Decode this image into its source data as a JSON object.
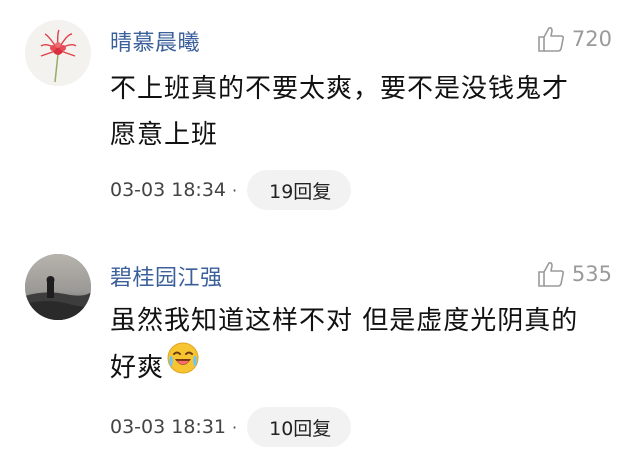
{
  "comments": [
    {
      "username": "晴慕晨曦",
      "likes": "720",
      "text_lines": [
        "不上班真的不要太爽，要不是没钱鬼才",
        "愿意上班"
      ],
      "timestamp": "03-03 18:34",
      "reply_label": "19回复",
      "avatar_icon": "red-flower-icon"
    },
    {
      "username": "碧桂园江强",
      "likes": "535",
      "text_lines": [
        "虽然我知道这样不对 但是虚度光阴真的",
        "好爽"
      ],
      "timestamp": "03-03 18:31",
      "reply_label": "10回复",
      "avatar_icon": "sunset-coast-photo",
      "emoji": "laughing-crying-emoji"
    }
  ],
  "separator": "·",
  "colors": {
    "username": "#3b5f9a",
    "like": "#9a9a9a",
    "reply_bg": "#f2f2f2"
  }
}
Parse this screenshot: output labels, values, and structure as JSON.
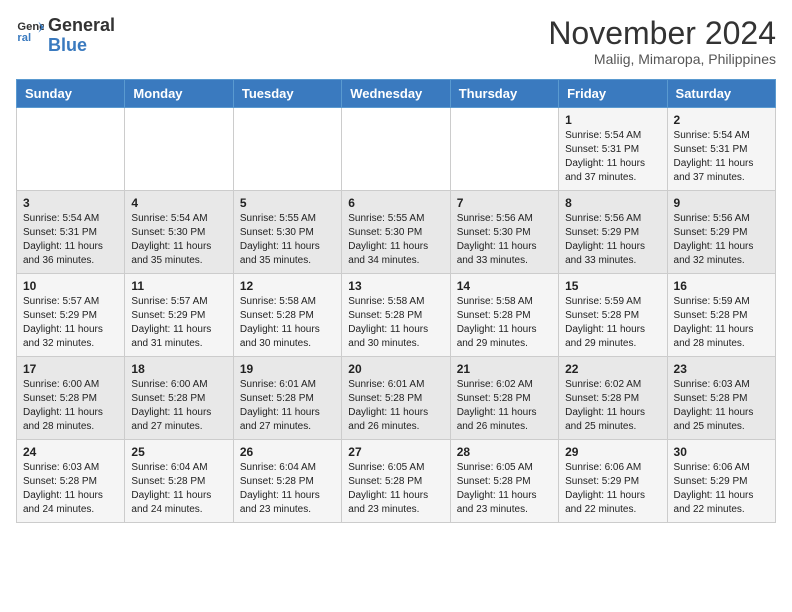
{
  "header": {
    "logo_general": "General",
    "logo_blue": "Blue",
    "month_year": "November 2024",
    "location": "Maliig, Mimaropa, Philippines"
  },
  "calendar": {
    "days_of_week": [
      "Sunday",
      "Monday",
      "Tuesday",
      "Wednesday",
      "Thursday",
      "Friday",
      "Saturday"
    ],
    "weeks": [
      [
        {
          "day": "",
          "info": ""
        },
        {
          "day": "",
          "info": ""
        },
        {
          "day": "",
          "info": ""
        },
        {
          "day": "",
          "info": ""
        },
        {
          "day": "",
          "info": ""
        },
        {
          "day": "1",
          "info": "Sunrise: 5:54 AM\nSunset: 5:31 PM\nDaylight: 11 hours\nand 37 minutes."
        },
        {
          "day": "2",
          "info": "Sunrise: 5:54 AM\nSunset: 5:31 PM\nDaylight: 11 hours\nand 37 minutes."
        }
      ],
      [
        {
          "day": "3",
          "info": "Sunrise: 5:54 AM\nSunset: 5:31 PM\nDaylight: 11 hours\nand 36 minutes."
        },
        {
          "day": "4",
          "info": "Sunrise: 5:54 AM\nSunset: 5:30 PM\nDaylight: 11 hours\nand 35 minutes."
        },
        {
          "day": "5",
          "info": "Sunrise: 5:55 AM\nSunset: 5:30 PM\nDaylight: 11 hours\nand 35 minutes."
        },
        {
          "day": "6",
          "info": "Sunrise: 5:55 AM\nSunset: 5:30 PM\nDaylight: 11 hours\nand 34 minutes."
        },
        {
          "day": "7",
          "info": "Sunrise: 5:56 AM\nSunset: 5:30 PM\nDaylight: 11 hours\nand 33 minutes."
        },
        {
          "day": "8",
          "info": "Sunrise: 5:56 AM\nSunset: 5:29 PM\nDaylight: 11 hours\nand 33 minutes."
        },
        {
          "day": "9",
          "info": "Sunrise: 5:56 AM\nSunset: 5:29 PM\nDaylight: 11 hours\nand 32 minutes."
        }
      ],
      [
        {
          "day": "10",
          "info": "Sunrise: 5:57 AM\nSunset: 5:29 PM\nDaylight: 11 hours\nand 32 minutes."
        },
        {
          "day": "11",
          "info": "Sunrise: 5:57 AM\nSunset: 5:29 PM\nDaylight: 11 hours\nand 31 minutes."
        },
        {
          "day": "12",
          "info": "Sunrise: 5:58 AM\nSunset: 5:28 PM\nDaylight: 11 hours\nand 30 minutes."
        },
        {
          "day": "13",
          "info": "Sunrise: 5:58 AM\nSunset: 5:28 PM\nDaylight: 11 hours\nand 30 minutes."
        },
        {
          "day": "14",
          "info": "Sunrise: 5:58 AM\nSunset: 5:28 PM\nDaylight: 11 hours\nand 29 minutes."
        },
        {
          "day": "15",
          "info": "Sunrise: 5:59 AM\nSunset: 5:28 PM\nDaylight: 11 hours\nand 29 minutes."
        },
        {
          "day": "16",
          "info": "Sunrise: 5:59 AM\nSunset: 5:28 PM\nDaylight: 11 hours\nand 28 minutes."
        }
      ],
      [
        {
          "day": "17",
          "info": "Sunrise: 6:00 AM\nSunset: 5:28 PM\nDaylight: 11 hours\nand 28 minutes."
        },
        {
          "day": "18",
          "info": "Sunrise: 6:00 AM\nSunset: 5:28 PM\nDaylight: 11 hours\nand 27 minutes."
        },
        {
          "day": "19",
          "info": "Sunrise: 6:01 AM\nSunset: 5:28 PM\nDaylight: 11 hours\nand 27 minutes."
        },
        {
          "day": "20",
          "info": "Sunrise: 6:01 AM\nSunset: 5:28 PM\nDaylight: 11 hours\nand 26 minutes."
        },
        {
          "day": "21",
          "info": "Sunrise: 6:02 AM\nSunset: 5:28 PM\nDaylight: 11 hours\nand 26 minutes."
        },
        {
          "day": "22",
          "info": "Sunrise: 6:02 AM\nSunset: 5:28 PM\nDaylight: 11 hours\nand 25 minutes."
        },
        {
          "day": "23",
          "info": "Sunrise: 6:03 AM\nSunset: 5:28 PM\nDaylight: 11 hours\nand 25 minutes."
        }
      ],
      [
        {
          "day": "24",
          "info": "Sunrise: 6:03 AM\nSunset: 5:28 PM\nDaylight: 11 hours\nand 24 minutes."
        },
        {
          "day": "25",
          "info": "Sunrise: 6:04 AM\nSunset: 5:28 PM\nDaylight: 11 hours\nand 24 minutes."
        },
        {
          "day": "26",
          "info": "Sunrise: 6:04 AM\nSunset: 5:28 PM\nDaylight: 11 hours\nand 23 minutes."
        },
        {
          "day": "27",
          "info": "Sunrise: 6:05 AM\nSunset: 5:28 PM\nDaylight: 11 hours\nand 23 minutes."
        },
        {
          "day": "28",
          "info": "Sunrise: 6:05 AM\nSunset: 5:28 PM\nDaylight: 11 hours\nand 23 minutes."
        },
        {
          "day": "29",
          "info": "Sunrise: 6:06 AM\nSunset: 5:29 PM\nDaylight: 11 hours\nand 22 minutes."
        },
        {
          "day": "30",
          "info": "Sunrise: 6:06 AM\nSunset: 5:29 PM\nDaylight: 11 hours\nand 22 minutes."
        }
      ]
    ]
  }
}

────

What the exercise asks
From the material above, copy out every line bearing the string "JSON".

Answer to this task
Decode this image into its source data as a JSON object.
Parse this screenshot: output labels, values, and structure as JSON.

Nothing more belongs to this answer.